Yeah, and one of the things that makes horror movies interesting is there’s a sort of "rite of passage" element to horror movies. There’s a kind of initiation quality to horror movies. I think one of the reasons why they’re so popular with young people is that you almost dare a horror movie to do it to you. You go into a horror movie and if it’s half worth anything there’s a little tussle going on constantly with the movie in which the movie is trying to outwit you, the movie is trying to blindside you. And my job as a director is to put these images and these ideas and this dialogue and this music together in a way that constantly keeps the audience on their toes.
The first ten minutes of Lord Of Illusions are very intense. The stuff before we even get to Harry (the Scott Bakula character) is deliberately constructed to be a very intense sequence of images and ideas, so that the audience is, I hope, intimidated. So that by the time you get to the eleventh minute and Bakula appears, you say "Wow, thank god – somebody I can hold onto in this storm of distressing images".
It’s one of the things we enjoy about horror movies – those of us that enjoy them – is that they’re providing these dark thrills. There’s something forbidden, something taboo about much of the material that horror movies deal with and I think that’s part of their pleasure.
I think that’s important. I think that’s basically true of all the movies I’ve made. It’s true of Nightbreed. It’s true of Candyman. It’s true of Hellraiser. They’re "movies" – they’re things you go and see, you have a good time with it, you jump (hopefully), you hide your eyes a couple of times maybe. But because of the fantastical or supernatural element to all these movies, you’re not gonna check the closet when you get home to see that there isn’t somebody waiting with a cleaver there for you. And I think that’s important. I’m making movies that are going to give people the pleasure, the thrill, the rush of adrenaline that comes with being blindsided. I have no interest whatever in making people afraid to go out at night – that’s just not fun.
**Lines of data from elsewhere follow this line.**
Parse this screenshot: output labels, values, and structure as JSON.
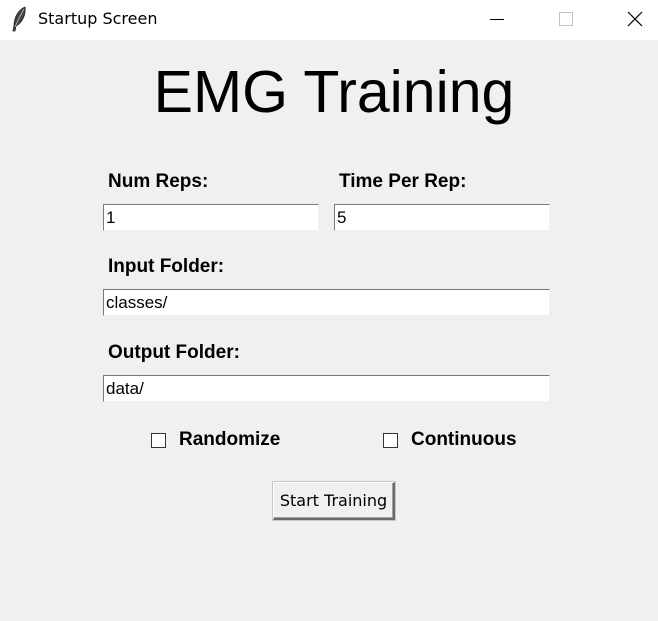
{
  "window": {
    "title": "Startup Screen",
    "icon": "feather-icon"
  },
  "main": {
    "heading": "EMG Training",
    "num_reps_label": "Num Reps:",
    "num_reps_value": "1",
    "time_per_rep_label": "Time Per Rep:",
    "time_per_rep_value": "5",
    "input_folder_label": "Input Folder:",
    "input_folder_value": "classes/",
    "output_folder_label": "Output Folder:",
    "output_folder_value": "data/",
    "randomize_label": "Randomize",
    "randomize_checked": false,
    "continuous_label": "Continuous",
    "continuous_checked": false,
    "start_button_label": "Start Training"
  }
}
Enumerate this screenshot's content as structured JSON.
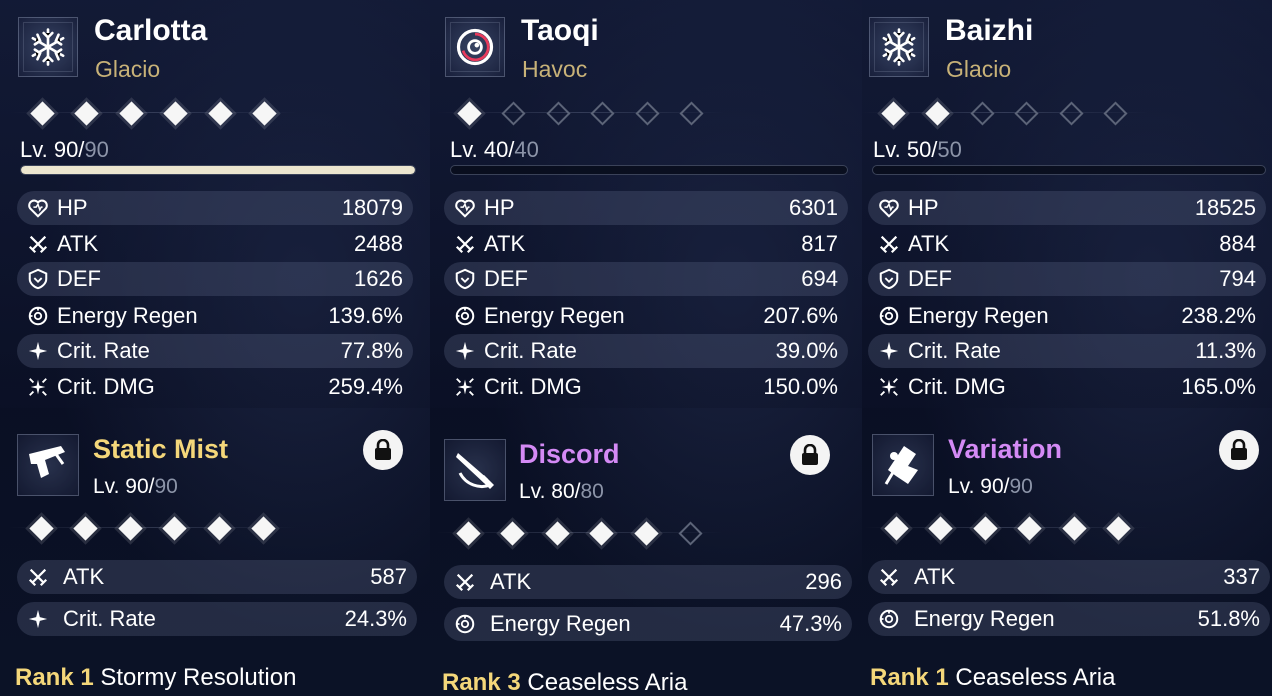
{
  "colors": {
    "glacio": "#c8b278",
    "havoc": "#c8b278",
    "weapon_gold": "#f4d77a",
    "weapon_purple": "#d48af5",
    "rank": "#f4d77a"
  },
  "characters": [
    {
      "name": "Carlotta",
      "element": "Glacio",
      "emblem_icon": "snowflake-icon",
      "sequence": [
        true,
        true,
        true,
        true,
        true,
        true
      ],
      "level": "Lv. 90/",
      "level_max": "90",
      "level_progress": 1.0,
      "stats": [
        {
          "icon": "heart-icon",
          "label": "HP",
          "value": "18079"
        },
        {
          "icon": "crossed-swords-icon",
          "label": "ATK",
          "value": "2488"
        },
        {
          "icon": "shield-icon",
          "label": "DEF",
          "value": "1626"
        },
        {
          "icon": "energy-regen-icon",
          "label": "Energy Regen",
          "value": "139.6%"
        },
        {
          "icon": "crit-rate-icon",
          "label": "Crit. Rate",
          "value": "77.8%"
        },
        {
          "icon": "crit-dmg-icon",
          "label": "Crit. DMG",
          "value": "259.4%"
        }
      ],
      "weapon": {
        "name": "Static Mist",
        "name_color": "#f4d77a",
        "icon": "pistol-icon",
        "level": "Lv. 90/",
        "level_max": "90",
        "rank_stars": [
          true,
          true,
          true,
          true,
          true,
          true
        ],
        "stats": [
          {
            "icon": "crossed-swords-icon",
            "label": "ATK",
            "value": "587"
          },
          {
            "icon": "crit-rate-icon",
            "label": "Crit. Rate",
            "value": "24.3%"
          }
        ],
        "rank_label": "Rank 1",
        "passive": "Stormy Resolution"
      }
    },
    {
      "name": "Taoqi",
      "element": "Havoc",
      "emblem_icon": "havoc-swirl-icon",
      "sequence": [
        true,
        false,
        false,
        false,
        false,
        false
      ],
      "level": "Lv. 40/",
      "level_max": "40",
      "level_progress": 0.0,
      "stats": [
        {
          "icon": "heart-icon",
          "label": "HP",
          "value": "6301"
        },
        {
          "icon": "crossed-swords-icon",
          "label": "ATK",
          "value": "817"
        },
        {
          "icon": "shield-icon",
          "label": "DEF",
          "value": "694"
        },
        {
          "icon": "energy-regen-icon",
          "label": "Energy Regen",
          "value": "207.6%"
        },
        {
          "icon": "crit-rate-icon",
          "label": "Crit. Rate",
          "value": "39.0%"
        },
        {
          "icon": "crit-dmg-icon",
          "label": "Crit. DMG",
          "value": "150.0%"
        }
      ],
      "weapon": {
        "name": "Discord",
        "name_color": "#d48af5",
        "icon": "broadblade-icon",
        "level": "Lv. 80/",
        "level_max": "80",
        "rank_stars": [
          true,
          true,
          true,
          true,
          true,
          false
        ],
        "stats": [
          {
            "icon": "crossed-swords-icon",
            "label": "ATK",
            "value": "296"
          },
          {
            "icon": "energy-regen-icon",
            "label": "Energy Regen",
            "value": "47.3%"
          }
        ],
        "rank_label": "Rank 3",
        "passive": "Ceaseless Aria"
      }
    },
    {
      "name": "Baizhi",
      "element": "Glacio",
      "emblem_icon": "snowflake-icon",
      "sequence": [
        true,
        true,
        false,
        false,
        false,
        false
      ],
      "level": "Lv. 50/",
      "level_max": "50",
      "level_progress": 0.0,
      "stats": [
        {
          "icon": "heart-icon",
          "label": "HP",
          "value": "18525"
        },
        {
          "icon": "crossed-swords-icon",
          "label": "ATK",
          "value": "884"
        },
        {
          "icon": "shield-icon",
          "label": "DEF",
          "value": "794"
        },
        {
          "icon": "energy-regen-icon",
          "label": "Energy Regen",
          "value": "238.2%"
        },
        {
          "icon": "crit-rate-icon",
          "label": "Crit. Rate",
          "value": "11.3%"
        },
        {
          "icon": "crit-dmg-icon",
          "label": "Crit. DMG",
          "value": "165.0%"
        }
      ],
      "weapon": {
        "name": "Variation",
        "name_color": "#d48af5",
        "icon": "rectifier-icon",
        "level": "Lv. 90/",
        "level_max": "90",
        "rank_stars": [
          true,
          true,
          true,
          true,
          true,
          true
        ],
        "stats": [
          {
            "icon": "crossed-swords-icon",
            "label": "ATK",
            "value": "337"
          },
          {
            "icon": "energy-regen-icon",
            "label": "Energy Regen",
            "value": "51.8%"
          }
        ],
        "rank_label": "Rank 1",
        "passive": "Ceaseless Aria"
      }
    }
  ]
}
It’s one of the reasons why I’m not interested in so-called "psycho" movies. Almost everything I’ve written, almost everything I’ve made in film form, has contained the supernatural or fantastical element. For me that immediately releases the audience from the requirement to connect what they’re seeing on the screen with their lives. You don’t come out of Lord Of Illusions thinking "I could be the one with ten swords in me dropped from a great height" You know? In a way it should be strangely exhilarating. It should not be something where you say "Oh my lord, that could happen to me". I’m providing entertainment here, I shouldn’t be giving people reasons to go and see their therapist.
Right, well I haven’t had any negative response and I trust readers. I think that the act of reading requires empathy and I think that readers, by and large, tend to be a much more empathic bunch than the people who are watching television or seeing movies. And I’ve never had anything but a solid and a confirming response from readers. You think of the horror genre, and you think of fantasy and too often people paint a picture of those readers as being just interested in the violence or just interested in the "weird stuff". But in actual fact there’s a lot going on in this kind of fiction, which is rich and complex and ambiguous. And it feels as if those readers are there everywhere. They just really want to be given the material to see and to read.
I love that! I like that a lot – and it sounds faintly sexy too, which I also approve of.